How does biology explain the low numbers of women in computer science? Hint: it doesn’t.

When going through my google reader subscriptions that had piled up over the holidays, I found this presentation by Terri Oda on how (or how not) biology explains the low numbers of women in computer sciences, (re)posted on the Geek Feminism Blog. Being a mathematician, I particularly like slide 14. ;-)

Enjoy!

3 thoughts on “How does biology explain the low numbers of women in computer science? Hint: it doesn’t.

  1. Why hello there Almut :P

    I would like to be controversial and ask another question: why are there so little men in literature? Perhaps girls feel like they have more of a choice when it comes to choosing a subject… whereas men feel pressured in avoiding artsy subjects (unless they’re gay in which case they’re bright enough to ignore such stereotypes) look at the number of guys in fields like art history or literature… it’s close to none!

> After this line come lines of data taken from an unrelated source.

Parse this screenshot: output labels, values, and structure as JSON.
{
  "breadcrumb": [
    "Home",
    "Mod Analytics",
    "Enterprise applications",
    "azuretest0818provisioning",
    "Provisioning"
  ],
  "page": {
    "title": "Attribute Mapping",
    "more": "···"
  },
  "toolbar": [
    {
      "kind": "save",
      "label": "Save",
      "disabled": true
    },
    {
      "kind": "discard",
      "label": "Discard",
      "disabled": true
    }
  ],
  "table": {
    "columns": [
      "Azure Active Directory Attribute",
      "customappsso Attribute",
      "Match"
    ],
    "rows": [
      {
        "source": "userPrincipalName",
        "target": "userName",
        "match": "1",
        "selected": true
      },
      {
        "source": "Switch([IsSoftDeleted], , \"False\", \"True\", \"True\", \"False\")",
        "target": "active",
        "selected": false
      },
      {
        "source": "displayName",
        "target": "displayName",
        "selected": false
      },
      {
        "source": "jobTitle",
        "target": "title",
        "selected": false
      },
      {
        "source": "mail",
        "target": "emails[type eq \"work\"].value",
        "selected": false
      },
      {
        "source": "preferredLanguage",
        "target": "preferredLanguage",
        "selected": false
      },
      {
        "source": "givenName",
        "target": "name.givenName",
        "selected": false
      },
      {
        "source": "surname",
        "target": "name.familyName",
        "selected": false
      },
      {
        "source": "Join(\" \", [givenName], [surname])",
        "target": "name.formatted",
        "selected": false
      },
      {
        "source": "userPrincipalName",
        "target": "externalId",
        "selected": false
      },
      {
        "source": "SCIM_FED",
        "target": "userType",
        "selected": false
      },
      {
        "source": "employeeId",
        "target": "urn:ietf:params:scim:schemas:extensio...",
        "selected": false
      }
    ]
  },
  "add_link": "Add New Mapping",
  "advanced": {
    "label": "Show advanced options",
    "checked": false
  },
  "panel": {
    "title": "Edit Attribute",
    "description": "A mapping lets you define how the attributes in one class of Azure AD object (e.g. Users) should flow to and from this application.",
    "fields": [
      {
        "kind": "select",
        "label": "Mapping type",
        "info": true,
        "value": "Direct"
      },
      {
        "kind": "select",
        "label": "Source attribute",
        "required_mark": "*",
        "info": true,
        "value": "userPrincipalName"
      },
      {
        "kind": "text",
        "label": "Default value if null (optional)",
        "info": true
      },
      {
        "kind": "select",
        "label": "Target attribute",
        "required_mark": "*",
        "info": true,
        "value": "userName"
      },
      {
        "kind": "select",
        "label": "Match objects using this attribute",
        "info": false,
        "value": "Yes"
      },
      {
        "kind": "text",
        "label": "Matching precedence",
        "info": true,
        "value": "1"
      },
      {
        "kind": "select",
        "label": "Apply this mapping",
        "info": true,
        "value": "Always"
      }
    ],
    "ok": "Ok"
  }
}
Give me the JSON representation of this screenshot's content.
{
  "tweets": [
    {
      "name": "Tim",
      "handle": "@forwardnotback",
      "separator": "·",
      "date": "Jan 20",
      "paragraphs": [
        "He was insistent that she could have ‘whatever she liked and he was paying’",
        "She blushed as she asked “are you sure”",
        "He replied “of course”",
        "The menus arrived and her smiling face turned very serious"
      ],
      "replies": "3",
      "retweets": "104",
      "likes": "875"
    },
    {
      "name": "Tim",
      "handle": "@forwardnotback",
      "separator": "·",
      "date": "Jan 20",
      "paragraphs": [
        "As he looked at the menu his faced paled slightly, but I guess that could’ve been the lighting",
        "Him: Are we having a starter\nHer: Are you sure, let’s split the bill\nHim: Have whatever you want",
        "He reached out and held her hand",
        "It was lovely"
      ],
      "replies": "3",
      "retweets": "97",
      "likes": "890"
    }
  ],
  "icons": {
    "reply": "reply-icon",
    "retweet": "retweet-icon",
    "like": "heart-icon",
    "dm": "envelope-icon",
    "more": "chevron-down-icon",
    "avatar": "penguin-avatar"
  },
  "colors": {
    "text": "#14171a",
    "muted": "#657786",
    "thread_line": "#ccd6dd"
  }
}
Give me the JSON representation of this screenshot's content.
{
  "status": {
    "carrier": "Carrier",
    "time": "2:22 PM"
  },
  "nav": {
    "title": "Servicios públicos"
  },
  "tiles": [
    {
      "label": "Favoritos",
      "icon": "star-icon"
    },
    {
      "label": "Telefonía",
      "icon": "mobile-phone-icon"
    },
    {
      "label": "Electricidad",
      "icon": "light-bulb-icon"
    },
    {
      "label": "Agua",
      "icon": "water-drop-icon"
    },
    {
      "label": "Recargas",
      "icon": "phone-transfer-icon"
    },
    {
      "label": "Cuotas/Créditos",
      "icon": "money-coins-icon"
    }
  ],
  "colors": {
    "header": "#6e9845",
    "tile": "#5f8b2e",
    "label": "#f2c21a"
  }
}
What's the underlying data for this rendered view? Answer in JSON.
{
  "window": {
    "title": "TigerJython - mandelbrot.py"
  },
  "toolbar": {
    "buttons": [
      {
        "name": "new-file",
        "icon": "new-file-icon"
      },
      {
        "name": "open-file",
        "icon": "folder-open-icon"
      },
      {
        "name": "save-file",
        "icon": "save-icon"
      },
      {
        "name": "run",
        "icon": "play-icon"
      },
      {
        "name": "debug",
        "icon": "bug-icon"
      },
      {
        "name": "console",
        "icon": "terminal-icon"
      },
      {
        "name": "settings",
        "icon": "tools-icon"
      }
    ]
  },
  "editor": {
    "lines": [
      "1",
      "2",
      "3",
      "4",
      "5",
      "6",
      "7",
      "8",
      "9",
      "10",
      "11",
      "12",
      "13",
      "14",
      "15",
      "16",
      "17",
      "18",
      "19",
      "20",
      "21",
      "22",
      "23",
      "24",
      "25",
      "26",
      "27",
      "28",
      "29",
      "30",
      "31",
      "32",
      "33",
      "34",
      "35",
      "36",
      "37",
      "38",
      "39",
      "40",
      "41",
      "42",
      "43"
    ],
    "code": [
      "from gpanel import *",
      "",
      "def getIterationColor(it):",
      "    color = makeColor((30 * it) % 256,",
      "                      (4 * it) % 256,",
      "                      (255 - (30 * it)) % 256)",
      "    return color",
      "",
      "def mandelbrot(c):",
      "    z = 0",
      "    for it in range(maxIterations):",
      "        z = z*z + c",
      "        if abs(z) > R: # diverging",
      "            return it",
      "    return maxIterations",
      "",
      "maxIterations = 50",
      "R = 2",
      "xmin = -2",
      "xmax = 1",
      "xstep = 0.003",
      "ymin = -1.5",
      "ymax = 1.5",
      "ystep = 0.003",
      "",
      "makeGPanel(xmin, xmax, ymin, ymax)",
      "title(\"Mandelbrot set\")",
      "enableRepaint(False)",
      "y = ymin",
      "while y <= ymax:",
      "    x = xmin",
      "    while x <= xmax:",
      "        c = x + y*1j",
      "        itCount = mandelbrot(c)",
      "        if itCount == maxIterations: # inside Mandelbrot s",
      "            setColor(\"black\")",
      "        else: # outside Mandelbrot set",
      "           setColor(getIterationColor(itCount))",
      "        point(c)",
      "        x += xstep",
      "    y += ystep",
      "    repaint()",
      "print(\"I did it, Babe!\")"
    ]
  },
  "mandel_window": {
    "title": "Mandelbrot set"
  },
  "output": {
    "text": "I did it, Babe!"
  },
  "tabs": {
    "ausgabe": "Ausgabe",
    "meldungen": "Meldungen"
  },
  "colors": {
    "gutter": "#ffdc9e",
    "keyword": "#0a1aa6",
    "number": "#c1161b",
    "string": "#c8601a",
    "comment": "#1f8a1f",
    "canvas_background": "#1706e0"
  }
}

So in order to avoid social pressure they all go into fields like computer sciences :D

    More seriously, I wish feminists would look more at both sides of the story… guys are discriminated just as much as women (if not more) when it comes to choosing a subject. And i’m sure they’re biologically not inferior at liberal arts :P
    That being said, it was a fun post and slideshow ;)

  2. Hi Romy,

    Thanks for commenting. You are completely right. Stereotypes and social pressure work for both genders.

    More seriously, I wish feminists would look more at both sides of the story… guys are discriminated just as much as women (if not more) when it comes to choosing a subject.

    And so they do. Unfortunately, the blog posts that I could now frantically try to find again to support my claim are all on German sites, so won’t be much use to you.

    Best wishes,
    Almut

  3. Thanks for your answer :)
    Buuuuuuut if we all agree that this social problem embraces all of the population and not just women then why put it under feminism in the first place? It only contributes to ostracising the problem as a “feminist” one instead of exposing its universality. And looking at the problem only by looking at it from the women’s side (such as asking “why are there less women in field X” instead of asking a more global question such as “why is there such a gender disparity between arts and sciences”) just shows the problem with the feminist approach: it looks at a wider gender problem only from the women’s perspective and makes it all about women.
    But then again tonight I decided to be an anal ex-philosophy major who likes to tackle on terms just because she has nothing better to do (knowing perfectly that really, we all agree :P)
    Should do breakfast tmrw…

Comments are closed.